» WHAT IS EXPECTED:
Each line of the data holding "JSON" should be found and copied.

Items from an interface collection

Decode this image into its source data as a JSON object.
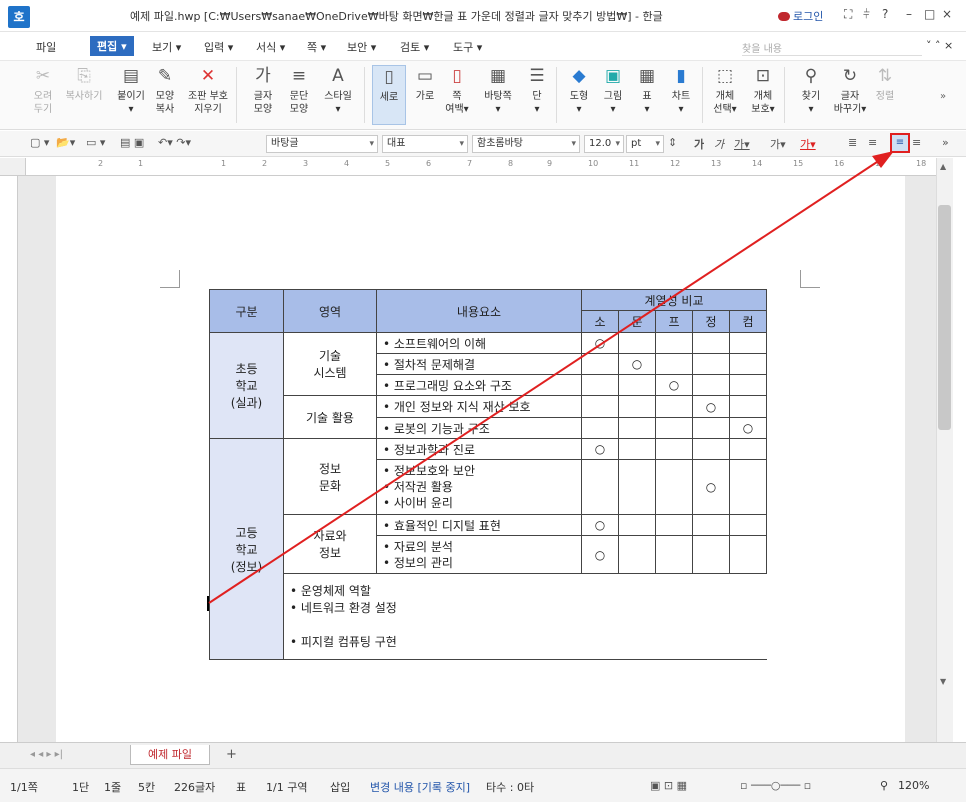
{
  "window": {
    "title": "예제 파일.hwp [C:₩Users₩sanae₩OneDrive₩바탕 화면₩한글 표 가운데 정렬과 글자 맞추기 방법₩] - 한글",
    "login": "로그인",
    "app_icon": "호"
  },
  "menu": [
    "파일",
    "편집 ▾",
    "보기 ▾",
    "입력 ▾",
    "서식 ▾",
    "쪽 ▾",
    "보안 ▾",
    "검토 ▾",
    "도구 ▾"
  ],
  "find_placeholder": "찾을 내용",
  "ribbon": [
    {
      "label": "오려\n두기",
      "icon": "✂",
      "disabled": true
    },
    {
      "label": "복사하기",
      "icon": "⎘",
      "disabled": true
    },
    {
      "label": "붙이기\n▾",
      "icon": "📋",
      "disabled": false
    },
    {
      "label": "모양\n복사",
      "icon": "🖌",
      "disabled": false
    },
    {
      "label": "조판 부호\n지우기",
      "icon": "✖",
      "disabled": false
    },
    {
      "label": "글자\n모양",
      "icon": "가",
      "disabled": false
    },
    {
      "label": "문단\n모양",
      "icon": "≡",
      "disabled": false
    },
    {
      "label": "스타일\n▾",
      "icon": "A",
      "disabled": false
    },
    {
      "label": "세로",
      "icon": "▯",
      "disabled": false,
      "active": true
    },
    {
      "label": "가로",
      "icon": "▭",
      "disabled": false
    },
    {
      "label": "쪽\n여백▾",
      "icon": "□",
      "disabled": false
    },
    {
      "label": "바탕쪽\n▾",
      "icon": "▦",
      "disabled": false
    },
    {
      "label": "단\n▾",
      "icon": "☰",
      "disabled": false
    },
    {
      "label": "도형\n▾",
      "icon": "◆",
      "disabled": false
    },
    {
      "label": "그림\n▾",
      "icon": "🖼",
      "disabled": false
    },
    {
      "label": "표\n▾",
      "icon": "▦",
      "disabled": false
    },
    {
      "label": "차트\n▾",
      "icon": "▮",
      "disabled": false
    },
    {
      "label": "개체\n선택▾",
      "icon": "⬚",
      "disabled": false
    },
    {
      "label": "개체\n보호▾",
      "icon": "🔒",
      "disabled": false
    },
    {
      "label": "찾기\n▾",
      "icon": "🔭",
      "disabled": false
    },
    {
      "label": "글자\n바꾸기▾",
      "icon": "↻",
      "disabled": false
    },
    {
      "label": "정렬",
      "icon": "⇅",
      "disabled": true
    }
  ],
  "format": {
    "style": "바탕글",
    "style2": "대표",
    "font": "함초롬바탕",
    "size": "12.0",
    "unit": "pt"
  },
  "ruler_numbers": [
    "2",
    "1",
    "1",
    "2",
    "3",
    "4",
    "5",
    "6",
    "7",
    "8",
    "9",
    "10",
    "11",
    "12",
    "13",
    "14",
    "15",
    "16",
    "17",
    "18"
  ],
  "table": {
    "h_category": "구분",
    "h_area": "영역",
    "h_content": "내용요소",
    "h_compare": "계열성 비교",
    "sub": [
      "소",
      "문",
      "프",
      "정",
      "컴"
    ],
    "circle": "○",
    "elem": "초등\n학교\n(실과)",
    "elem_a1": "기술\n시스템",
    "elem_a2": "기술 활용",
    "r1": "• 소프트웨어의 이해",
    "r2": "• 절차적 문제해결",
    "r3": "• 프로그래밍 요소와 구조",
    "r4": "• 개인 정보와 지식 재산 보호",
    "r5": "• 로봇의 기능과 구조",
    "high": "고등\n학교\n(정보)",
    "high_a1": "정보\n문화",
    "high_a2": "자료와\n정보",
    "r6": "• 정보과학과 진로",
    "r7": "• 정보보호와 보안\n• 저작권 활용\n• 사이버 윤리",
    "r8": "• 효율적인 디지털 표현",
    "r9": "• 자료의 분석\n• 정보의 관리",
    "r10": "• 운영체제 역할\n• 네트워크 환경 설정\n\n• 피지컬 컴퓨팅 구현"
  },
  "sheet_tab": "예제 파일",
  "status": [
    "1/1쪽",
    "1단",
    "1줄",
    "5칸",
    "226글자",
    "표",
    "1/1 구역",
    "삽입",
    "변경 내용 [기록 중지]",
    "타수 : 0타"
  ],
  "zoom": "120%",
  "arrow_color": "#e02020"
}
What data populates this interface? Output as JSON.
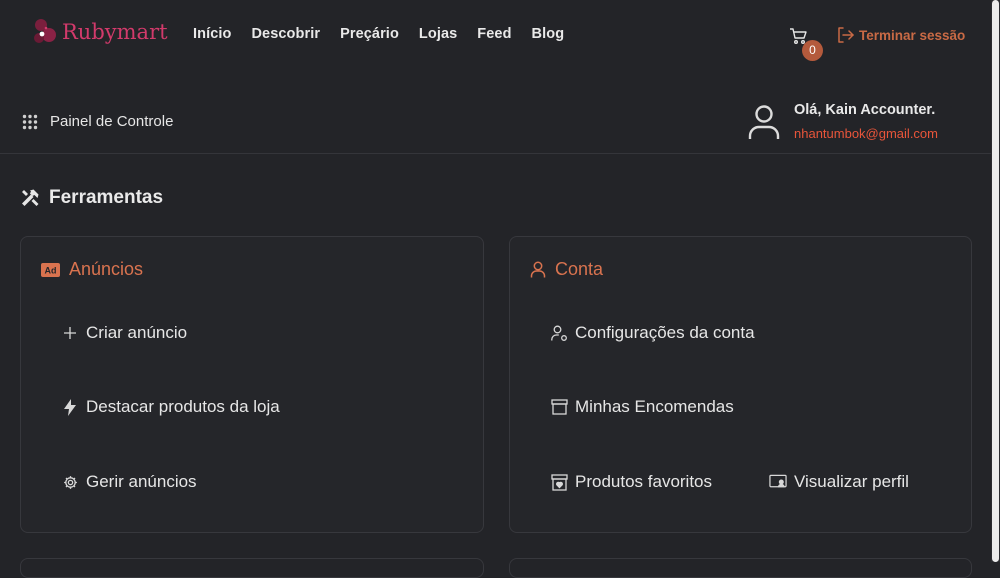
{
  "brand": {
    "name": "Rubymart"
  },
  "nav": {
    "links": [
      "Início",
      "Descobrir",
      "Preçário",
      "Lojas",
      "Feed",
      "Blog"
    ]
  },
  "cart": {
    "count": "0"
  },
  "logout": {
    "label": "Terminar sessão"
  },
  "dashboard": {
    "label": "Painel de Controle"
  },
  "user": {
    "greeting": "Olá, Kain Accounter.",
    "email": "nhantumbok@gmail.com"
  },
  "tools": {
    "title": "Ferramentas"
  },
  "ads_card": {
    "title": "Anúncios",
    "items": [
      "Criar anúncio",
      "Destacar produtos da loja",
      "Gerir anúncios"
    ]
  },
  "account_card": {
    "title": "Conta",
    "items": [
      "Configurações da conta",
      "Minhas Encomendas",
      "Produtos favoritos",
      "Visualizar perfil"
    ]
  },
  "colors": {
    "background": "#232428",
    "accent": "#d9734f",
    "brand": "#d23a6b",
    "email": "#e8553a",
    "badge": "#b45a3c"
  }
}
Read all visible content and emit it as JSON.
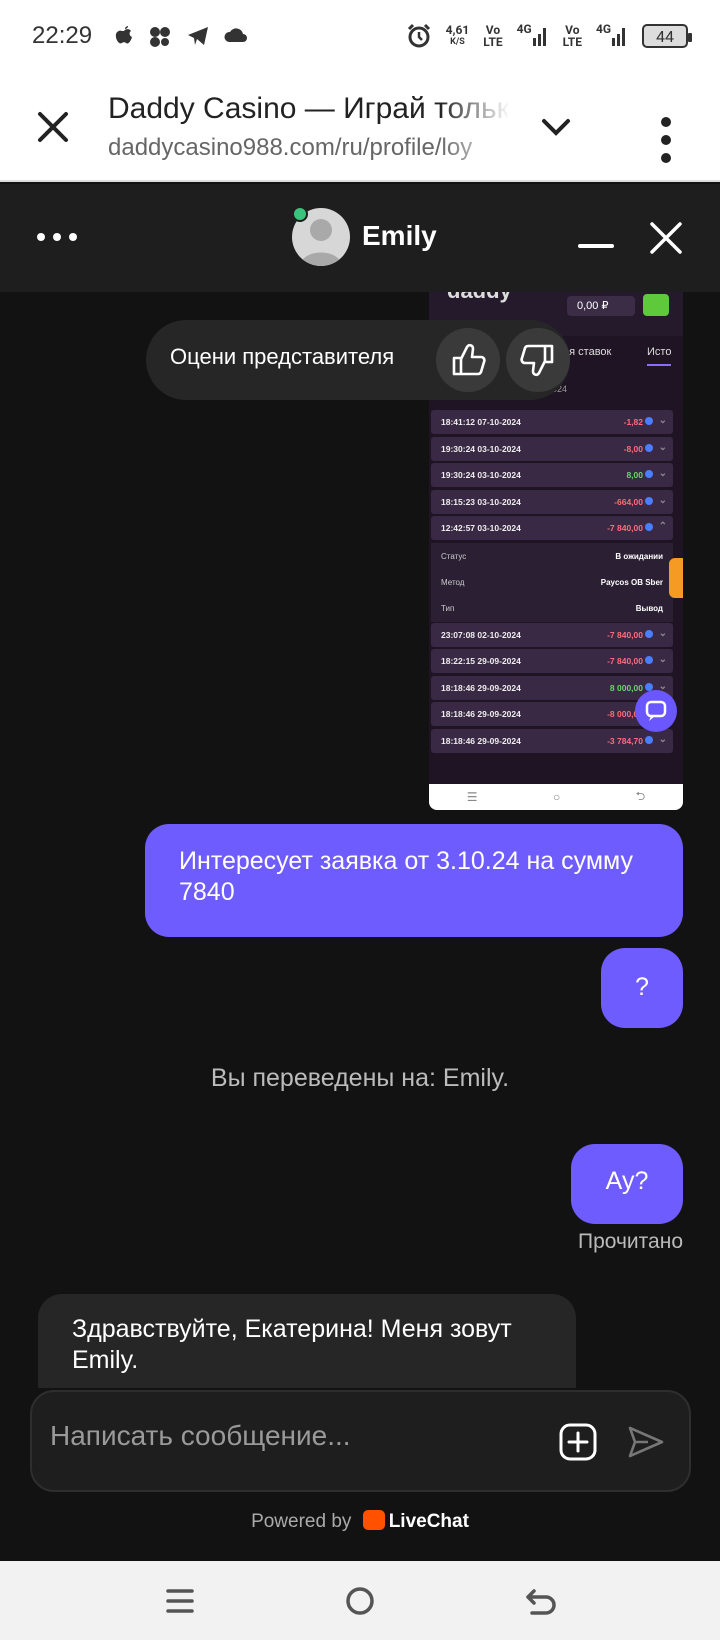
{
  "status_bar": {
    "time": "22:29",
    "net_speed_value": "4,61",
    "net_speed_unit": "K/S",
    "sim1_label_top": "Vo",
    "sim1_label_bottom": "LTE",
    "sim1_gen": "4G",
    "sim2_label_top": "Vo",
    "sim2_label_bottom": "LTE",
    "sim2_gen": "4G",
    "battery": "44"
  },
  "browser": {
    "title": "Daddy Casino — Играй тольк",
    "url": "daddycasino988.com/ru/profile/loy"
  },
  "chat_header": {
    "agent_name": "Emily"
  },
  "screenshot": {
    "logo": "daddy",
    "balance": "0,00 ₽",
    "tab_bets": "ия ставок",
    "tab_history": "Исто",
    "date_label": "2024",
    "rows_top": [
      {
        "time": "18:41:12 07-10-2024",
        "amount": "-1,82",
        "sign": "neg"
      },
      {
        "time": "19:30:24 03-10-2024",
        "amount": "-8,00",
        "sign": "neg"
      },
      {
        "time": "19:30:24 03-10-2024",
        "amount": "8,00",
        "sign": "pos"
      },
      {
        "time": "18:15:23 03-10-2024",
        "amount": "-664,00",
        "sign": "neg"
      },
      {
        "time": "12:42:57 03-10-2024",
        "amount": "-7 840,00",
        "sign": "neg"
      }
    ],
    "details": [
      {
        "key": "Статус",
        "value": "В ожидании"
      },
      {
        "key": "Метод",
        "value": "Paycos OB Sber"
      },
      {
        "key": "Тип",
        "value": "Вывод"
      }
    ],
    "rows_bottom": [
      {
        "time": "23:07:08 02-10-2024",
        "amount": "-7 840,00",
        "sign": "neg"
      },
      {
        "time": "18:22:15 29-09-2024",
        "amount": "-7 840,00",
        "sign": "neg"
      },
      {
        "time": "18:18:46 29-09-2024",
        "amount": "8 000,00",
        "sign": "pos"
      },
      {
        "time": "18:18:46 29-09-2024",
        "amount": "-8 000,00",
        "sign": "neg"
      },
      {
        "time": "18:18:46 29-09-2024",
        "amount": "-3 784,70",
        "sign": "neg"
      }
    ]
  },
  "rating": {
    "label": "Оцени представителя"
  },
  "messages": {
    "out_1": "Интересует заявка от 3.10.24 на сумму 7840",
    "out_2": "?",
    "system": "Вы переведены на: Emily.",
    "out_3": "Ау?",
    "read_status": "Прочитано",
    "in_1": "Здравствуйте, Екатерина! Меня зовут Emily."
  },
  "composer": {
    "placeholder": "Написать сообщение..."
  },
  "footer": {
    "powered_by": "Powered by",
    "brand": "LiveChat"
  },
  "colors": {
    "accent": "#6f5cff",
    "chat_bg": "#121212",
    "header_bg": "#1e1e1e",
    "online": "#3ac37c",
    "livechat_orange": "#ff5100"
  }
}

» EXERCISE SOLUTION:
Decode this image into its source data as a JSON object.
What data populates this interface? Output as JSON.
Read all visible content and emit it as JSON.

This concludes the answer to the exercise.